Microwave zaps bread mold
LUBBOCK, Texas — Attention, bread shoppers: A Texas company could have the answer to some consumers' unwelcome discovery that just-purchased loaves contain mold.
MicroZap Inc. claims its technology allows bread to stay mold-free for 60 days. The bread is bombarded with microwaves for about 10 seconds, which kills the mold spores, chief executive officer Don Stull said.
He said the process could eliminate bakers' need for preservatives and ingredients used to mask preservatives' flavor, as well as reduce food waste and increase bread's shelf life. Researchers at Texas Tech University also see using the technology in bread made in developing countries, where there are fewer food safety standards and spoilage is a problem.
“It could help us provide an abundant food source for those in need,” said Mindy Brashear, director of the university's Center for Food Industry Excellence. The prospect of helping people in developing countries is what motivated the microbiology professor to help develop the technology over the last eight years.
After 60 days, researchers found treated bread that remained packaged had the same mold content when compared to a freshly baked loaf, Stull said. “The consumers saw no discernible quality difference in the breads,” he said. Testers found treated bread's taste and texture unchanged.

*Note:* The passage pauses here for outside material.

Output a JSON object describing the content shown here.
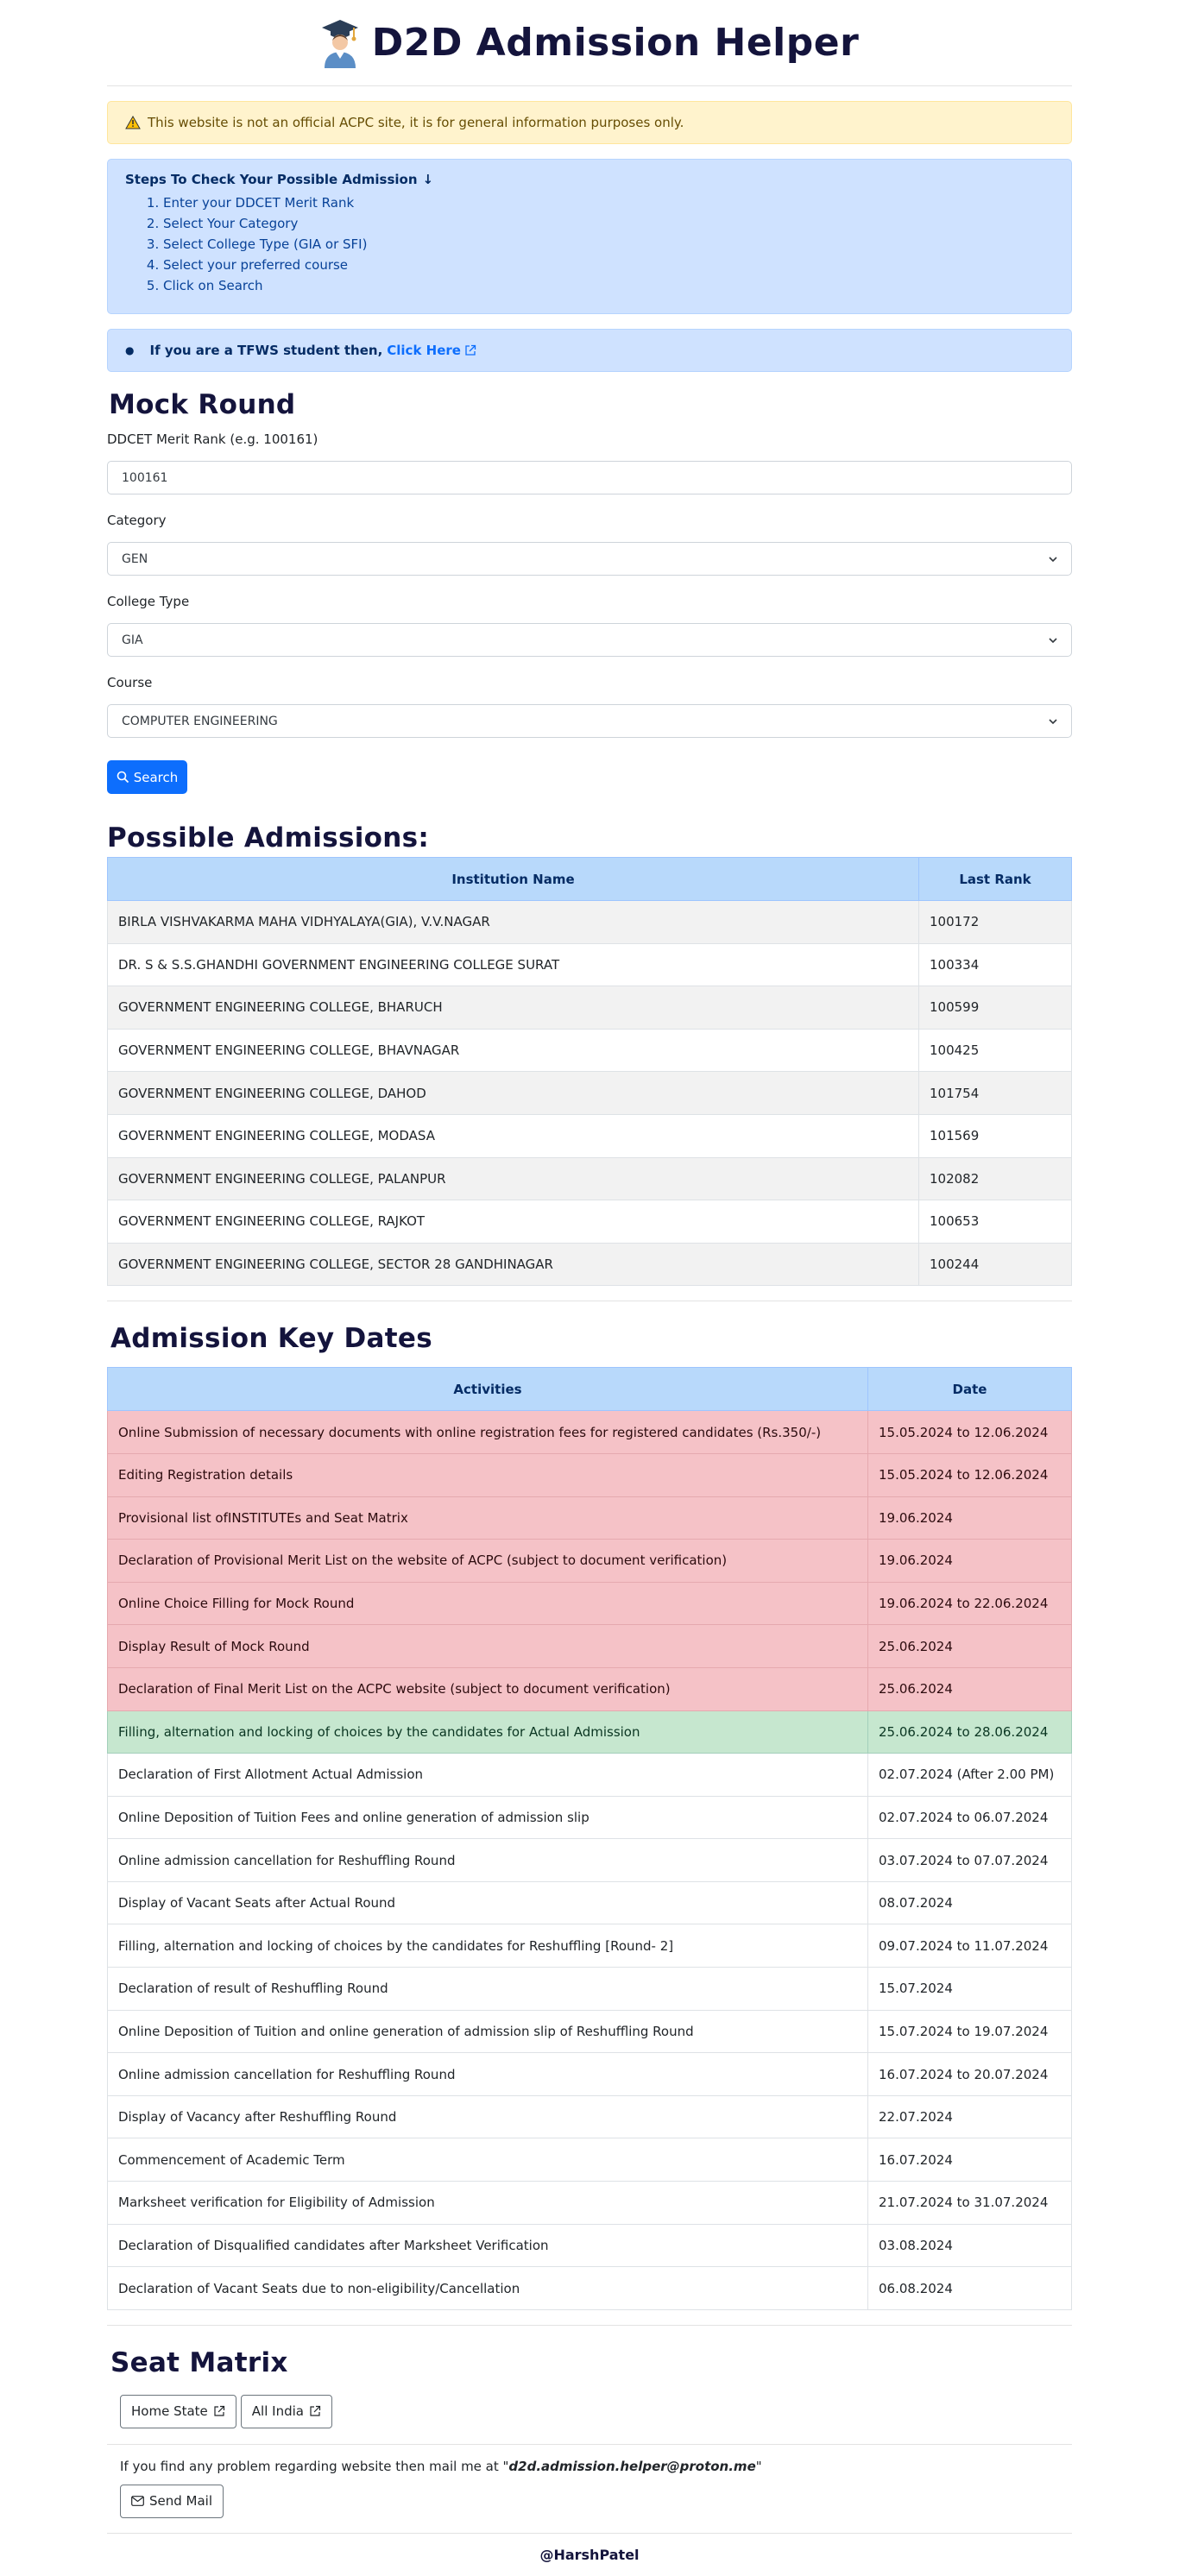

Estimates from the Natural Resources Defense Council this year indicated that in 2008, in-store food losses in the U.S. totaled about 43 billion pounds — 10 percent of all foods supplied to retailers, most of which are perishables including bread.